Agriculture, resources and the environment

The Indonesian economy remains dependent on agriculture, resources and the environment, which provide a livelihood for many Indonesians. Appropriate policies in these areas could effectively benefit millions of Indonesians, lift the poor out of poverty and generate overall economic growth. On the other hand, bad policy decisions in these areas could trap millions of Indonesians in poverty, diminish the opportunity for growth, and cause lasting damage to natural systems. Developing appropriate policies is not always straightforward. Complex issues often arise, such as the conflicting interests of agricultural (including estate crop) expansion and resource extraction, local communities, and environmental objectives; the illegal extraction of resources and the use of toxic chemicals in agricultural cultivation and mining; productivity and technological change, and the valuation and taxation of resources; and issues regarding trade and protectionism, foreign investment, and financing for action on climate change

Research at the Indonesia Project on this theme looks at economic, political and social dimensions of Indonesia’s agricultural expansion, resource extraction, and environmental impacts and policies.

Current research projects

  • Development and the environment
  • Energy, air pollution and climate change
  • Technological progress and agricultural development
  • Small islands economy
  • Economics of natural disasters

Selected publications

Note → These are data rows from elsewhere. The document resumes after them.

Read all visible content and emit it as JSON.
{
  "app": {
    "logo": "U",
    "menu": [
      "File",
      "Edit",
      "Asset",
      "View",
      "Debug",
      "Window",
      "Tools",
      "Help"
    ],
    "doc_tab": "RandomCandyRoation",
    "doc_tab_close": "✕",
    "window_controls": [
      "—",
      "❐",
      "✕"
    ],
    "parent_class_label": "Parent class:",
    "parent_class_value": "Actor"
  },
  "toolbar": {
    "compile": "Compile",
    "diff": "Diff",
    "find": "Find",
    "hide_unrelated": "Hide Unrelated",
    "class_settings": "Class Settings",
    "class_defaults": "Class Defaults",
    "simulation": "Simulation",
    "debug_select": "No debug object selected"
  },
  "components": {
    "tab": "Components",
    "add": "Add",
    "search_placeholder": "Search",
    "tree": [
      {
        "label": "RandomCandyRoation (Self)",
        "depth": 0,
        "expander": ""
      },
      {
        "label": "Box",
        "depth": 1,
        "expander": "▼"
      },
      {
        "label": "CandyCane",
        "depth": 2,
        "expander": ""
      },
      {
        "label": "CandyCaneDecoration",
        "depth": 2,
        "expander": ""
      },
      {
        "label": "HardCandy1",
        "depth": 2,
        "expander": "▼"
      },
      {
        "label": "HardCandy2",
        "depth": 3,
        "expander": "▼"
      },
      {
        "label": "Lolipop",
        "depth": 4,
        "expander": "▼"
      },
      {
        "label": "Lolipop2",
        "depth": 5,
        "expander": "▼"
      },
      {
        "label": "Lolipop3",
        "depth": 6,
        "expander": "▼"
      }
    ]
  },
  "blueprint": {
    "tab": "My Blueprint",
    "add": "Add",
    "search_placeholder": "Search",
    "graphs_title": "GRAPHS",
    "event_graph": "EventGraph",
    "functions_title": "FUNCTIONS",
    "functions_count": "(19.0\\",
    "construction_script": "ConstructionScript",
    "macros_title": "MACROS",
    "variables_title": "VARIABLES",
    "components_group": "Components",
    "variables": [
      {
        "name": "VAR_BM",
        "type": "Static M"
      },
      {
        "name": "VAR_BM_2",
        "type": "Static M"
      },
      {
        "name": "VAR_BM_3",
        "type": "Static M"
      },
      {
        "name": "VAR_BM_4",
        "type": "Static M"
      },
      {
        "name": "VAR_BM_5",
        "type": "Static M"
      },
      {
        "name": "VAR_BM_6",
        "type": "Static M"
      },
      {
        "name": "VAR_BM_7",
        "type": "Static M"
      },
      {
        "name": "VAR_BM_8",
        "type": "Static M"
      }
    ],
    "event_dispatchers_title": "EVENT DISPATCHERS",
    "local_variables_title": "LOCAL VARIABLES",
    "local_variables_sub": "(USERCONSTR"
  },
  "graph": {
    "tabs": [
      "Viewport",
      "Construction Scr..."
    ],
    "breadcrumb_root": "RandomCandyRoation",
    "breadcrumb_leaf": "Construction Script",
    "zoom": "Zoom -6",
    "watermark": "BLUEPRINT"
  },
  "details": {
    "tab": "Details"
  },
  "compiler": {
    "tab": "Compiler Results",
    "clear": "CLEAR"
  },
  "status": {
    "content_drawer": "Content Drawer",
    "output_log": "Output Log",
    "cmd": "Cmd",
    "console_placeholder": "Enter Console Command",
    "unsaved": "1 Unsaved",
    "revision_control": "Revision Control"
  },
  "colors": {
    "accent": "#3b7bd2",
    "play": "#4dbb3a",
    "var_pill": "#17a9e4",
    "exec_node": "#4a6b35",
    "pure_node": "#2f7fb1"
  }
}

  • Yamazaki, S, BP Resosudarmo, W Girsang & E Hoshino. 2018. Productivity, social capital and perceived environmental threats in small-island fisheries: Insights from Indonesia. Ecological Economics 152: 62-75.
  • Resosudarmo, BP & E Kosadi. 2018. Illegal fishing war: An environmental policy during the Jokowi era? Journal of Southeast Asian Economies 35(3): 369-85.
  • Patunru, AA & TF Rakhmah. 2017. INDC and low-carbon technology deployment scenarios: Indonesia. In V Anbumozhi & K Kalirajan (eds), Globalization of Low-carbon Technologies: The Impact of Paris Agreement. Singapore: Springer, pp. 83-113.
  • Yusuf AA, AA Patunru & BP Resosudarmo. 2017. Reducing petroleum subsidy in Indonesia: An interregional general equilibrium analysis. In AA Batabyal and P Nijkamp (eds), Regional Growth and Sustainable Development in Asia. Switzerland: Springer, pp. 91-112.
  • Amalia, M, BP Resosudarmo, J Bennett & A Patunru. 2017. Valuing the benefits of cleaner air in Jakarta metropolitan area. In H Shibusawa, K Sakurai, T Mizunoya & S Uchida (eds), Socioeconomic Environmental Policies and Evaluations in Regional Science. Singapore: Springer, pp. 279-97.